It is proposed to do this in a new innovative way that could potentially involve thousands of ordinary people, thus giving the project real impetuous. The proposal is to seek ‘Crowd Funding’ with a fund raising target of £25,000.

There are 50 local business people who will put up the first £2,500 (10%) by each contributing £50.

The balance will be raised by contributions from anyone who wants to see local government working for them.

The general public can contribute whatever amount, large or small, they feel appropriate.

Full details of the Crowd Funding scheme and how to contribute can be found at the following link. www.make-a-donation.org/articles/cutting-cost-local-government/

This is a very direct way for individuals to make their wishes known and to send a strong message to entrenched political leaders that they must listen.

Cllr Peter Cooper

Independent Aylesbury Vale District Council (Wingrave Ward)


I was at the hospital a few weeks ago with my neighbour.

Our final visit was to the pharmacy and I have to say it was disgusting the way the people working there behaved.

They were like children.

There are two windows and you can sit and observe the people working on your prescriptions.

We saw staff laughing, eating biscuits, adjusting their hair etc.

Do these people not understand we on the outside are not well, we just want to get home.

The way these people put together the medicines it must be very simple. So why does it take so long for our tablets?

Maybe they should all just shut up and get the job done.

I wonder how many other people have seen this behaviour and said nothing.

Come on Stoke Mandeville up your game.

Mrs Wilson Derryman

Address supplied


The glass Travel Information Centre outside Aylesbury bus station appears to have been abandoned.

I suggest it should be filled with water and tropical fish to soothe people as they contemplate just how much money has been wasted on this white elephant.

Giles du Boulay

Malvern Road, Aylesbury


Your item headlined ‘ Church’s fears over HS2 graves’ in last week’s edition, highlights the concerns of people about the treatment of burial grounds and human remains as a result of the building of HS2.

One of the sites mentioned is that of the former 12th century church of St.Mary the Virgin at Stoke Mandeville.

The church was first built in 1170 and remained in use until 1866 when the current church was built nearer to the village centre although burials continued there until 1908.

Descendants of some of those buried in the churchyard and surrounding area still live in the village.

The church was destroyed for safety reasons in 1966, de consecrated in 1993 and sold to the Stoke Mandeville Parish Council by the Church Commissioners in 1994.

The Parish Council currently maintains the site where grave stones can be seen and part of the ruined church wall which lies beneath rubble and debris.

Work undertaken by the Buckinghamshire Archaeological Association has revealed that 2,600 graves could remain.
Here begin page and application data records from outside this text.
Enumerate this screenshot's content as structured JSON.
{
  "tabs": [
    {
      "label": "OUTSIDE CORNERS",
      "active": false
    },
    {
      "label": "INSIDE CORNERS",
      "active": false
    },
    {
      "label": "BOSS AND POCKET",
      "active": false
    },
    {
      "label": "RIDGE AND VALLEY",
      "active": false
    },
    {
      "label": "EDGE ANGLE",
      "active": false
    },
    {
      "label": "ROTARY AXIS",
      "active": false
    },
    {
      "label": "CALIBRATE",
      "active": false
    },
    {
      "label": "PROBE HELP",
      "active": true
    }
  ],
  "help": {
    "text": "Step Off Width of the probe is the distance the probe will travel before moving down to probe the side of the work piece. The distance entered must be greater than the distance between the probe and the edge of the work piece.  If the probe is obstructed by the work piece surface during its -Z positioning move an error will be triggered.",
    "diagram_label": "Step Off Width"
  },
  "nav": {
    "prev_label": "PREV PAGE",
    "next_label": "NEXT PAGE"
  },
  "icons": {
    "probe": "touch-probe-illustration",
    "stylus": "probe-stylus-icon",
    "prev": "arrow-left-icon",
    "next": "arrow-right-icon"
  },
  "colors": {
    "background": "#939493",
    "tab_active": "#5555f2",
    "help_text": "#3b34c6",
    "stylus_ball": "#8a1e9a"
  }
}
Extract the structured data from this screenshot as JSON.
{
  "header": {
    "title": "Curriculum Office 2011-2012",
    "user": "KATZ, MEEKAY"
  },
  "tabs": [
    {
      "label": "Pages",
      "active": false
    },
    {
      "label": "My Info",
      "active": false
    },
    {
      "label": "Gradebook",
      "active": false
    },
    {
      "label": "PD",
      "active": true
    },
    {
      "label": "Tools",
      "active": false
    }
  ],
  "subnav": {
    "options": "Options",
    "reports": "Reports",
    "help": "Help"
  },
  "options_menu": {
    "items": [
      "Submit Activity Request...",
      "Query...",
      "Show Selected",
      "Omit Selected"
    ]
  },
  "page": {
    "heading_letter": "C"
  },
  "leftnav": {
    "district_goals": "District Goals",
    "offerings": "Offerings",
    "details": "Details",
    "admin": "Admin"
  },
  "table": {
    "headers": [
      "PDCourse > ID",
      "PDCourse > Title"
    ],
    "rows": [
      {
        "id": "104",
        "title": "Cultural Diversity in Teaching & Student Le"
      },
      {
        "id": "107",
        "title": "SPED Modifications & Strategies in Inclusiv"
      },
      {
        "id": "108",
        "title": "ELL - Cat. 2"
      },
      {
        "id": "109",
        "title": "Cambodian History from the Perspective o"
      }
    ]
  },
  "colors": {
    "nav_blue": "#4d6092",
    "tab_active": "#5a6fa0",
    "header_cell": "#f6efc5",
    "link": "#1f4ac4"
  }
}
Not only will tracks for the high speed line pass directly through the site it will also include a maintenance loop to provide two sidings, alongside the proposed high speed line, for stabling maintenance trains.

The Parish Council in its Petition against the hybrid Bill therefore contends that this is one of the most archaeology important sites impacted by HS2 between London and Birmingham and construction proposals could destroy important historic remains that are yet to be discovered.

Jenny Hunt

Chairman, Stoke Mandeville Parish Council